Kerala and Himachal Pradesh have been successful in giving a big push to education and have later achieved significant improvements in their socio- economic development. They consistently spent around 28-35 per cent of the budgeted amount in education for two-three decades which brought major improvement in their per capita income. The majority of Indian states spent only around 15-25 per cent, an inadequate share to address the infrastructural and teacher challenges, leading to the supply of substandard education at all levels. As a result, the average years of schooling of an Indian is yet to reach at 6 years and the learning levels are far below the grades that they attend.
Considering the potential that the education sector offers, the Central budget should earmark at least 10-15 per cent for education and encourage States to increase it to above 25 per cent. Even then, in order to meet the higher education goals of draft NEP 2019, India needs the support of socially committed private entities.
Draft NEP 2019 envisages 300 research universities and 3000 teaching universities with 25000-30000 student capacity, and 40000 colleges with 2500-5000 students, however, it says next to nothing about funding, indicating that growth in higher education will be dependent on the private sector.
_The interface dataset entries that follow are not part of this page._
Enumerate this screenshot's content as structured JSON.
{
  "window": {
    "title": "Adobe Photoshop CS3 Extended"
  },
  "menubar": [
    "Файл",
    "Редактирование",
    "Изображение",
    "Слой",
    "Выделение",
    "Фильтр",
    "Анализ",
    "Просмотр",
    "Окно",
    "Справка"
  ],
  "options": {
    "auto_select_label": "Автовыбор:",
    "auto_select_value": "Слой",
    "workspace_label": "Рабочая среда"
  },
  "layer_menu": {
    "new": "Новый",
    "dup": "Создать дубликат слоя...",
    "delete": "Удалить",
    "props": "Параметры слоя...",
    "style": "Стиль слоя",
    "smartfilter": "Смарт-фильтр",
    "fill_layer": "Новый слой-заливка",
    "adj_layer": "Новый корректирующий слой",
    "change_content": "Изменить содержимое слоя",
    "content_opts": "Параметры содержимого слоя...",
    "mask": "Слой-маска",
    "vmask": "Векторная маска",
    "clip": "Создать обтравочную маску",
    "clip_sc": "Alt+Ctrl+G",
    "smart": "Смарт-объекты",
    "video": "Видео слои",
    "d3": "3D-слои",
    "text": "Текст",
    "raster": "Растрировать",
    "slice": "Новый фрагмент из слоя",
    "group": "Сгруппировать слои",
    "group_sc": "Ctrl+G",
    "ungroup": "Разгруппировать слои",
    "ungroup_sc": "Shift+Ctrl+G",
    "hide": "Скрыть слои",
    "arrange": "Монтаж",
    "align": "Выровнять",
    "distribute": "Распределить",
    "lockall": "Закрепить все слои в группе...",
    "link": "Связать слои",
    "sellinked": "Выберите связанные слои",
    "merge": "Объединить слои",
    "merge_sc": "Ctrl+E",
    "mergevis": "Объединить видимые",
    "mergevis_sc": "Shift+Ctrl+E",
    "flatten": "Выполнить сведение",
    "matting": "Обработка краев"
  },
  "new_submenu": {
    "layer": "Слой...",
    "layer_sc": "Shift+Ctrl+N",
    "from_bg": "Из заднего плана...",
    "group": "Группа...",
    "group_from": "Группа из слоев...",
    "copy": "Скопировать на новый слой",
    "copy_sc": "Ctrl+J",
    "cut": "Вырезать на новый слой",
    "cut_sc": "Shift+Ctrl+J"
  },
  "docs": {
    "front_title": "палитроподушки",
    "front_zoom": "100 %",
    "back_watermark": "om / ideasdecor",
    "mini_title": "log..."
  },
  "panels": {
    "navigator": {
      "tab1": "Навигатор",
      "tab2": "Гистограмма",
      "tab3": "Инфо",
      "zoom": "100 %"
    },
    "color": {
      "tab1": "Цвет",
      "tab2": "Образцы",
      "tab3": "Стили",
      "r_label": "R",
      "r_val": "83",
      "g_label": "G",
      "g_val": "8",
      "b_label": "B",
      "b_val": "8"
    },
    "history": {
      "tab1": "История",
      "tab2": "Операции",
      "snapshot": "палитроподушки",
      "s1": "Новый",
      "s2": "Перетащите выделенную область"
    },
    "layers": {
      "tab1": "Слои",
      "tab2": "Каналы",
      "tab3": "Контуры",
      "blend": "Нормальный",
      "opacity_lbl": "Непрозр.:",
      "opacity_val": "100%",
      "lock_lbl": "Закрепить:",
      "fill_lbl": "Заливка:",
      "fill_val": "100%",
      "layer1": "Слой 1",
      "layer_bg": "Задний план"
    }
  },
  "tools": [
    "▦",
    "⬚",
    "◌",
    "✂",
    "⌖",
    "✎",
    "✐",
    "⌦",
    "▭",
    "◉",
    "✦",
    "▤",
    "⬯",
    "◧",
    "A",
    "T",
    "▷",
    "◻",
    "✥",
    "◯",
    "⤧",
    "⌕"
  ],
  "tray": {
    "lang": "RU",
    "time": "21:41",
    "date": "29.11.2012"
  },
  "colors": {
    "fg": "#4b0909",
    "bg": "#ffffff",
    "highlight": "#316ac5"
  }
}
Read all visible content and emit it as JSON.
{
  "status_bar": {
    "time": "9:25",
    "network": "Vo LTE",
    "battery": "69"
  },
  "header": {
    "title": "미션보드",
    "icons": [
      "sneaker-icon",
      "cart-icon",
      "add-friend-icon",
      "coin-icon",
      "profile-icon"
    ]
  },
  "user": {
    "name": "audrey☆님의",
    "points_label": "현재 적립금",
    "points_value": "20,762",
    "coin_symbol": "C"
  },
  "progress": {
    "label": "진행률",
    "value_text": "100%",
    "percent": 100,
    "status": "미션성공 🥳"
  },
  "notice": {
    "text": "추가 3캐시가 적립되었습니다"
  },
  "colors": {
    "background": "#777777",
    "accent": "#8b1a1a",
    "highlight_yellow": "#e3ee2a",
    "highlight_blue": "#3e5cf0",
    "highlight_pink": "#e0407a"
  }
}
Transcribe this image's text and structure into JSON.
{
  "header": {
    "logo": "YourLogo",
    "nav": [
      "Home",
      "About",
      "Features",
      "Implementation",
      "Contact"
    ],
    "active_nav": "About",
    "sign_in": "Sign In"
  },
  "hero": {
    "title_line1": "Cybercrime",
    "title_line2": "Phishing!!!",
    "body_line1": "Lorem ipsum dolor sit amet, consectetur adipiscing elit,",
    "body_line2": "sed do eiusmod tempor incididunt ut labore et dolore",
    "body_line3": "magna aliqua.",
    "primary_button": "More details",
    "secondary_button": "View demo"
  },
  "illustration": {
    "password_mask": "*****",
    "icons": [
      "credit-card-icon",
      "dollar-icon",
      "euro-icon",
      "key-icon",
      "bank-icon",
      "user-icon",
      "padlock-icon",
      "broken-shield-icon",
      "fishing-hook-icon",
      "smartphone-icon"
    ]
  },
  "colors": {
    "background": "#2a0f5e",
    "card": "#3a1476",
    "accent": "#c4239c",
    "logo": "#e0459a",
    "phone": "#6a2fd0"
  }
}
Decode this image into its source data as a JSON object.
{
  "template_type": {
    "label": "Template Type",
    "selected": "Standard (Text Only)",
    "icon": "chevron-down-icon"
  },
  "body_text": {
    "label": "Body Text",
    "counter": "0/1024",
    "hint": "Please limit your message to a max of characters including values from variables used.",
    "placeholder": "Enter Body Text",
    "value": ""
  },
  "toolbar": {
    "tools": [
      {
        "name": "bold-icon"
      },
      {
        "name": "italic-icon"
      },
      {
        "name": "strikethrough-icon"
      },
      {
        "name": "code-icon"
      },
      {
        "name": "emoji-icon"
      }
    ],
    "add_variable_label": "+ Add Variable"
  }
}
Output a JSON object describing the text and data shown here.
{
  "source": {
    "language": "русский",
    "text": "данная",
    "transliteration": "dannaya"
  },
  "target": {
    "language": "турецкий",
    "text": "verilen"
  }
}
Along with funds, the private sector needs competent teachers and other professionals. Quality of Teacher training is a national concern. It has been debated ever since independence. Recently, the TIFAC Report of Department of
Science and Technology emphasized a complete restructuring of teacher education by making it the sole responsibility of the State. After the first NEP, hardly any significant investment took place in teacher education. Pre-service and in-service teacher training continues to be a major challenge. In addition to that, the new pre-school teachers envisaged by the NEP across the country need a professional training. Only a few public institutes provide Montessori Training, the rest are all private entities.
Energising private sector
Another question that policymakers need to tackle is how to motivate the private sector to invest in education. If it follows the pattern of investment in social enterprises with the help of venture capital funded microfinance institutions, within no time, the social objective will be jeopardized by the profit motives. Therefore, even if private entities are encouraged to invest in education, a share of their spending has to be shouldered by the State. The government also needs policies that encourage high net income (HNI) individuals and families to focus their philanthropic efforts in education. Indian HNIs are yet to realize the importance of sustaining their legacy by supporting a major social goal.
Finally, to realize the key goals of the draft NEP 2019, India needs a major policy shift to trigger investment in education. This will address both the challenges of the economic slowdown and the issues with the quality of human resources that the country is grappling with. Let us hope finance minister Nirmala Sitharaman will make a good beginning in her maiden Union Budget, to be presented on July 5, 2019.
- Dr Resmi P Bhaskaran is an expert with EGROW Foundation, a Noida-based think tank. The views expressed are personal.